Every time I clean my glasses I think of Julie, one of the numerous young women who lived in my group house in NW DC during the 5 years I spent there. She had risen from nothing to something and seemed unphased by anything thrown her way.
Julie had grown up with a single mother, gone to a prestigious girls’ school probably on scholarship, and had landed a boyfriend who was brilliant and rather nerdy and guaranteed to do big things in life.
Julie was practical about some things I would never have thought about. Instead of using special sprays to clean her glasses, she washed them with dishwashing detergent each morning when she came down before breezing off to work at the Pentagon and then on to graduate school at night at AU.
She also clued me into the fact that pouring hot water out of a tea kettle on my frozen windshield was likely to shatter it. Coming from the south, I had little experience with things like this.

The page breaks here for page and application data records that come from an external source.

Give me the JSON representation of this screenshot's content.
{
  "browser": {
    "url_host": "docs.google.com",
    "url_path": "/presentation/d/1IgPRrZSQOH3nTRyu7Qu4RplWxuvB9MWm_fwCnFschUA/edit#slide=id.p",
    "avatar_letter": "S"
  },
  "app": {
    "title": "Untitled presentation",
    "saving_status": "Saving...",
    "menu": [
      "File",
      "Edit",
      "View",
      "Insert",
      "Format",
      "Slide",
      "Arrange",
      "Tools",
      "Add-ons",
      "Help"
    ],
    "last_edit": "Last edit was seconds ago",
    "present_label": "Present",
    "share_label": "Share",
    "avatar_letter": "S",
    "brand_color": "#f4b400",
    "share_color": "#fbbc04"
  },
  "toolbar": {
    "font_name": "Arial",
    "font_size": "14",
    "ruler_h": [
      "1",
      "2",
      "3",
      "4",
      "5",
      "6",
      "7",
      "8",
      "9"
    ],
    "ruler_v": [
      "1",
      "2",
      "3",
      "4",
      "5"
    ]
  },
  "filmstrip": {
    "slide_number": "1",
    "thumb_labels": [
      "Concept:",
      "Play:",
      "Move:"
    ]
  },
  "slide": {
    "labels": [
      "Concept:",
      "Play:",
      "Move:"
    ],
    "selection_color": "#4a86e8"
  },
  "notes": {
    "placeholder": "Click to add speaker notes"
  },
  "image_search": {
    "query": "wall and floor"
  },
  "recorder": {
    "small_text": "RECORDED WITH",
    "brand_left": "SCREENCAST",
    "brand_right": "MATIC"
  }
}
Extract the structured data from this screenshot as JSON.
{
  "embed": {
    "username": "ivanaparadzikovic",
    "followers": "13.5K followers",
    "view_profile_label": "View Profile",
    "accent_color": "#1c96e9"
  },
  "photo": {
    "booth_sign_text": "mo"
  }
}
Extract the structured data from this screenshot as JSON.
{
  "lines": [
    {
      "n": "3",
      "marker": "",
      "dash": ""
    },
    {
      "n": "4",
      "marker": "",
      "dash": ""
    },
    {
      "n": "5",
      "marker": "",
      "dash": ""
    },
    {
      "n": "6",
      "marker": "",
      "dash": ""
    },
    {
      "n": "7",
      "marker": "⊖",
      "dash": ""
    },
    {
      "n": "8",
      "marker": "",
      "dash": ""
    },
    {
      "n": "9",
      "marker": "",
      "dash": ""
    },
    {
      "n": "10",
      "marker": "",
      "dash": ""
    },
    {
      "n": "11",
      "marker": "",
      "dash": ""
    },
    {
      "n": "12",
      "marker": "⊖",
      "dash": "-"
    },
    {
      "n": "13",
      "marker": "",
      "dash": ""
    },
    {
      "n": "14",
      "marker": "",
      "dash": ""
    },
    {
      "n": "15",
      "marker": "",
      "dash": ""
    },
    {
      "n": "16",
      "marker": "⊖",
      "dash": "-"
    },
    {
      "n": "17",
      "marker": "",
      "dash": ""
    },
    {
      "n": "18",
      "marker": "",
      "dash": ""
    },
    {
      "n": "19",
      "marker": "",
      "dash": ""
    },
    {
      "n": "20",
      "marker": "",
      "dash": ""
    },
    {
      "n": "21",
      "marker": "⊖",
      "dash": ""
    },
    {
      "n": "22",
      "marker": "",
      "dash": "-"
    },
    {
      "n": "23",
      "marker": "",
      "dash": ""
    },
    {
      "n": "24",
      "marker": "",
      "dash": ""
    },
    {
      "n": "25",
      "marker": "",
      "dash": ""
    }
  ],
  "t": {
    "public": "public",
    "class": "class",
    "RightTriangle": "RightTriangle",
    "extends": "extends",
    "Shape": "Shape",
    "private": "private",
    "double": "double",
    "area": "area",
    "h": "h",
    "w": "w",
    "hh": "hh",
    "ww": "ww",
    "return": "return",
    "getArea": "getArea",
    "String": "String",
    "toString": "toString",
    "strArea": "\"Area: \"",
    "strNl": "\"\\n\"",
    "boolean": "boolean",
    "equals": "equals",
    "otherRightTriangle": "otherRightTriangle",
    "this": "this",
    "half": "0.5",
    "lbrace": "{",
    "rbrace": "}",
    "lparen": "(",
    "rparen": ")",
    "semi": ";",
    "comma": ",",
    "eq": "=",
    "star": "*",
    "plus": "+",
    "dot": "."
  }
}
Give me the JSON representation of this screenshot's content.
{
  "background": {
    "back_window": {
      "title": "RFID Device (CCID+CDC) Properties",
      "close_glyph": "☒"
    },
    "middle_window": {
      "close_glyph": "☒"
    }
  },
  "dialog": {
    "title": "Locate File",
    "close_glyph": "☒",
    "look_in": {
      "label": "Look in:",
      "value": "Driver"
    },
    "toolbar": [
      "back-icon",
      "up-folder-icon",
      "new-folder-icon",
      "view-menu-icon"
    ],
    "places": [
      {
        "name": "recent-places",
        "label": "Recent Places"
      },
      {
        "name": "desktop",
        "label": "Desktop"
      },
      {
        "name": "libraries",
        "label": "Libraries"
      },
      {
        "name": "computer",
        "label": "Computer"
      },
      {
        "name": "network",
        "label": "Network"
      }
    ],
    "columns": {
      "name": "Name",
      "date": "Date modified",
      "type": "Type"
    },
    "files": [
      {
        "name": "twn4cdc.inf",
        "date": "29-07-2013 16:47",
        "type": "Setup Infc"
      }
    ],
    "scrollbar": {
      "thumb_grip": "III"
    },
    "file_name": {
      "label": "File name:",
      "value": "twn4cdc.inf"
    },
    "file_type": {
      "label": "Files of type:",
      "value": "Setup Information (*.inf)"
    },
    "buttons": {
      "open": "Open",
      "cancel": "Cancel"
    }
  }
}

Her association with the wealthy boy who was a Princeton graduate and who played the bagpipes gave her important names to throw around. She had magnificent jewelry from Pampillonia, bought her wedding dress at Claire Dratch in Bethesda, and got married at The Cosmos Club, where the boy’s father was a member.
I have often wondered what happened to Julie. Whether she converted to Judaism so as to share the religion of her husband. Whether she had children. Whether she had a meaningful career of her own or whether she was content to support her husband as he became a distinguished computer science professor and went on to start multiple successful businesses during the peak of the .com explosion.
Of one thing I can be sure: Julie is still washing her glasses with dishwashing detergent every day, that is unless she has had laser surgery and no longer wears glasses.